Asteroid 1950 DA is hurtling through space towards us and NASA estimates that there is a 300/1 chance of impact. The rock measures roughly one kilometer in diameter and could hit us at more than 64,000 kilometers per hour. Write down March 16, 2880, in your calendar. It could very well be your last day on Earth.
A scientific probe into anal sex among teenagers has revealed absolutely nothing we haven’t already known for years. Apparently, young girls, for the most part, have to be talked into it while their male peers have to do the talking into.
Unsurprisingly, male teenagers see it as a bit of a competition and the more chocolate starfish you penetrate, the better. Another obvious answer during the study was that porn usually served as an inspiration. Hopefully, we’ll soon have a study that will reveal the correlation between unprotected sex and pregnancies.
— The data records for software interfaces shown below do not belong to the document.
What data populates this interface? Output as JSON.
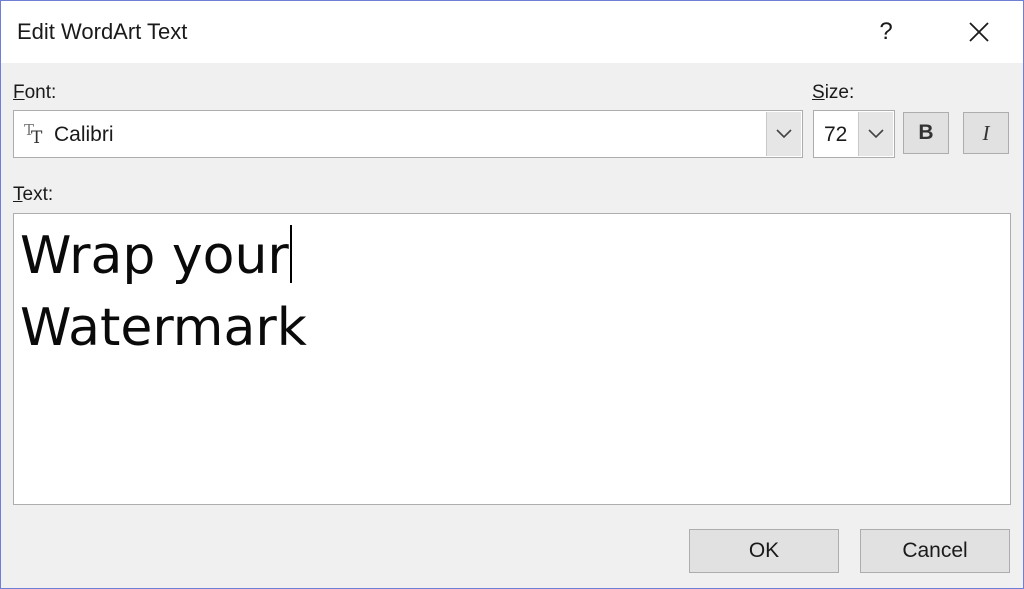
{
  "dialog": {
    "title": "Edit WordArt Text",
    "help_label": "?",
    "close_icon": "close-icon"
  },
  "font": {
    "label_accel": "F",
    "label_rest": "ont:",
    "value": "Calibri",
    "icon": "truetype-font-icon"
  },
  "size": {
    "label_accel": "S",
    "label_rest": "ize:",
    "value": "72"
  },
  "format": {
    "bold_label": "B",
    "italic_label": "I"
  },
  "text": {
    "label_accel": "T",
    "label_rest": "ext:",
    "lines": [
      "Wrap your",
      "Watermark"
    ]
  },
  "buttons": {
    "ok_label": "OK",
    "cancel_label": "Cancel"
  },
  "colors": {
    "border": "#6f7fd6",
    "dialog_bg": "#f0f0f0",
    "button_bg": "#e1e1e1"
  }
}
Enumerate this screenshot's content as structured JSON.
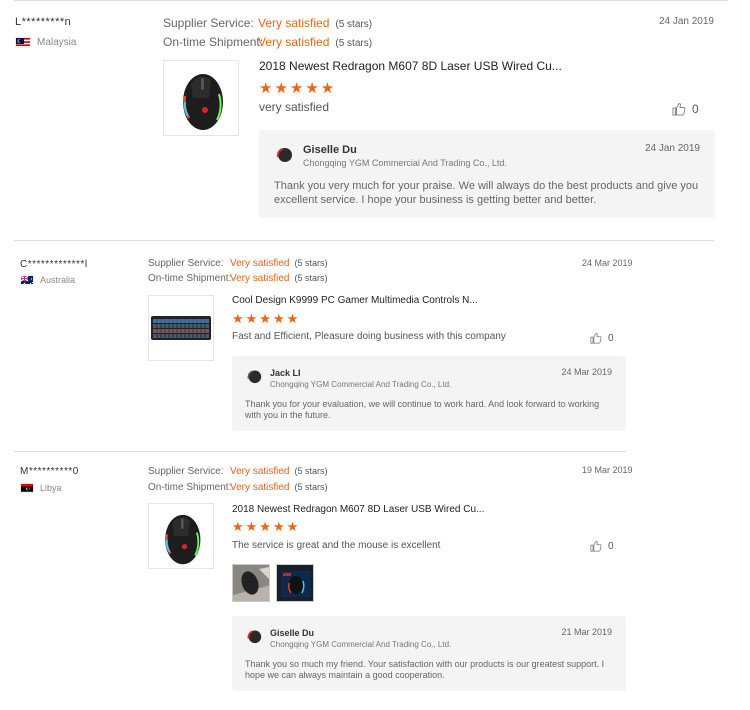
{
  "labels": {
    "supplier_service": "Supplier Service:",
    "ontime_shipment": "On-time Shipment:"
  },
  "reviews": [
    {
      "buyer": "L*********n",
      "country": "Malaysia",
      "supplier_service": "Very satisfied",
      "supplier_stars": "(5 stars)",
      "shipment": "Very satisfied",
      "shipment_stars": "(5 stars)",
      "date": "24 Jan 2019",
      "product_title": "2018 Newest Redragon M607 8D Laser USB Wired Cu...",
      "stars": "★★★★★",
      "rating": 5,
      "comment": "very satisfied",
      "likes": "0",
      "reply": {
        "seller": "Giselle Du",
        "company": "Chongqing YGM Commercial And Trading Co., Ltd.",
        "date": "24 Jan 2019",
        "text": "Thank you very much for your praise. We will always do the best products and give you excellent service. I hope your business is getting better and better."
      }
    },
    {
      "buyer": "C*************l",
      "country": "Australia",
      "supplier_service": "Very satisfied",
      "supplier_stars": "(5 stars)",
      "shipment": "Very satisfied",
      "shipment_stars": "(5 stars)",
      "date": "24 Mar 2019",
      "product_title": "Cool Design K9999 PC Gamer Multimedia Controls N...",
      "stars": "★★★★★",
      "rating": 5,
      "comment": "Fast and Efficient, Pleasure doing business with this company",
      "likes": "0",
      "reply": {
        "seller": "Jack LI",
        "company": "Chongqing YGM Commercial And Trading Co., Ltd.",
        "date": "24 Mar 2019",
        "text": "Thank you for your evaluation, we will continue to work hard. And look forward to working with you in the future."
      }
    },
    {
      "buyer": "M**********0",
      "country": "Libya",
      "supplier_service": "Very satisfied",
      "supplier_stars": "(5 stars)",
      "shipment": "Very satisfied",
      "shipment_stars": "(5 stars)",
      "date": "19 Mar 2019",
      "product_title": "2018 Newest Redragon M607 8D Laser USB Wired Cu...",
      "stars": "★★★★★",
      "rating": 5,
      "comment": "The service is great and the mouse is excellent",
      "likes": "0",
      "reply": {
        "seller": "Giselle Du",
        "company": "Chongqing YGM Commercial And Trading Co., Ltd.",
        "date": "21 Mar 2019",
        "text": "Thank you so much my friend. Your satisfaction with our products is our greatest support. I hope we can always maintain a good cooperation."
      }
    }
  ],
  "colors": {
    "accent": "#f06414",
    "reply_bg": "#f4f4f4",
    "divider": "#dddddd"
  }
}
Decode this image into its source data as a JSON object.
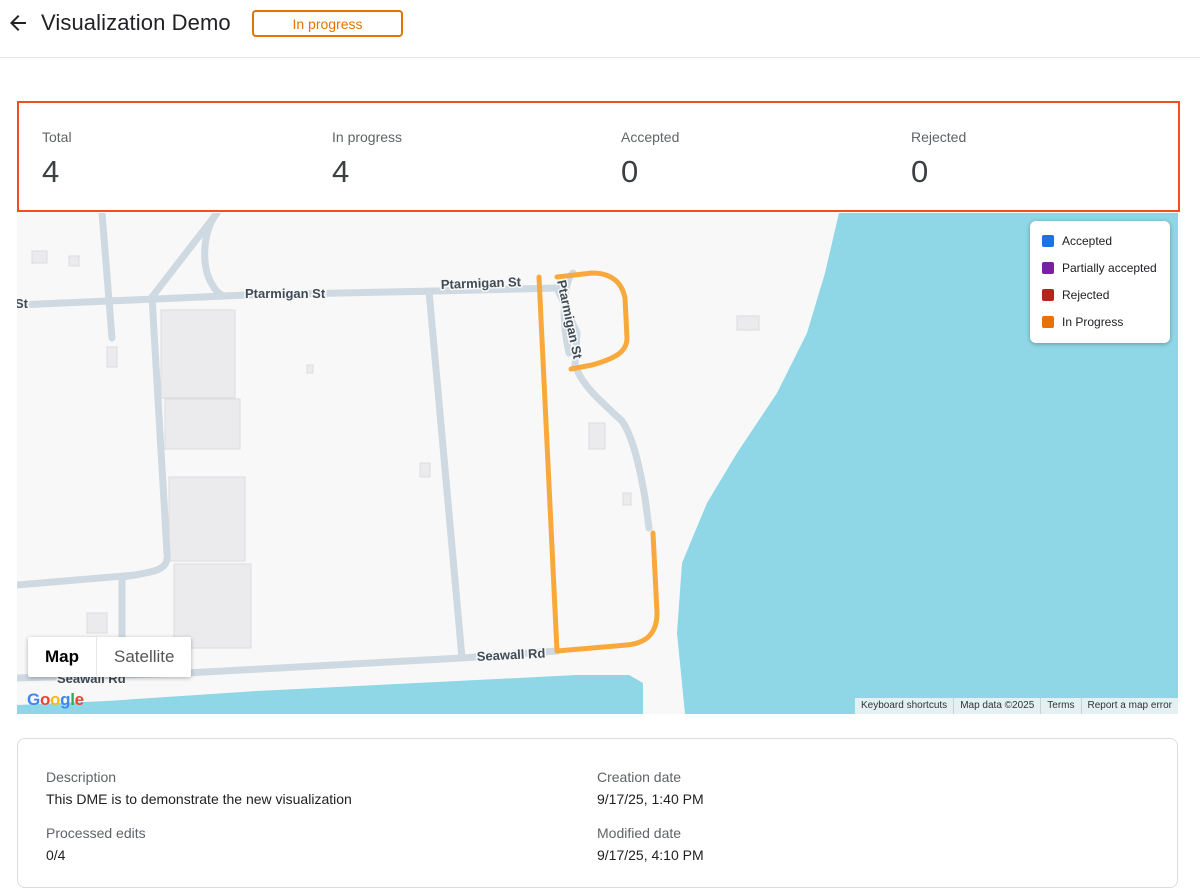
{
  "header": {
    "title": "Visualization Demo",
    "status": "In progress",
    "back_icon": "arrow-back-icon",
    "status_color": "#e37400"
  },
  "stats": [
    {
      "label": "Total",
      "value": "4"
    },
    {
      "label": "In progress",
      "value": "4"
    },
    {
      "label": "Accepted",
      "value": "0"
    },
    {
      "label": "Rejected",
      "value": "0"
    }
  ],
  "map": {
    "streets": {
      "ptarmigan_west": "Ptarmigan St",
      "ptarmigan_east": "Ptarmigan St",
      "ptarmigan_loop": "Ptarmigan St",
      "seawall_main": "Seawall Rd",
      "seawall_partial": "Seawall Rd",
      "edge_st": "St"
    },
    "legend": [
      {
        "label": "Accepted",
        "color": "#1a73e8"
      },
      {
        "label": "Partially accepted",
        "color": "#7b1fa2"
      },
      {
        "label": "Rejected",
        "color": "#b3261e"
      },
      {
        "label": "In Progress",
        "color": "#e8710a"
      }
    ],
    "map_type": {
      "map": "Map",
      "satellite": "Satellite"
    },
    "logo": "Google",
    "attribution": [
      "Keyboard shortcuts",
      "Map data ©2025",
      "Terms",
      "Report a map error"
    ],
    "colors": {
      "water": "#8fd6e6",
      "road": "#cfd9e1",
      "highlight": "#f9a93b",
      "land": "#f8f8f8"
    }
  },
  "details": {
    "description_label": "Description",
    "description_value": "This DME is to demonstrate the new visualization",
    "processed_label": "Processed edits",
    "processed_value": "0/4",
    "creation_label": "Creation date",
    "creation_value": "9/17/25, 1:40 PM",
    "modified_label": "Modified date",
    "modified_value": "9/17/25, 4:10 PM"
  }
}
The word phobia normally succeeds a Latin word for something people irrationally fear. Undoubtedly, there are a few that could be perfectly and rationally justified, but when local councils in Britain open the floor for residents to ask any questions of their elected rulers, it’s possible to glimpse just how phobic humans can be.
When you feel a need to ask your local councilmen (and/or women) how they plan to counter an attack by dragons or if exorcisms of pets will be subsidized, then maybe, just maybe, you’ve forfeited your right to use much needed oxygen to preserve the life of others.
Most of us will agree that anything that slithers should be avoided at all cost, especially if it comes equipped with poisonous fangs. But Rai Singh in central India thought it would be a better idea to bite back before getting bitten.
He thought a deadly blue krait was about to attack him, and rather than wait for its lethal attack, he decided to bite it first. Singh’s attack proved fatal for the snake. Your typical nature bites back at nature bites back.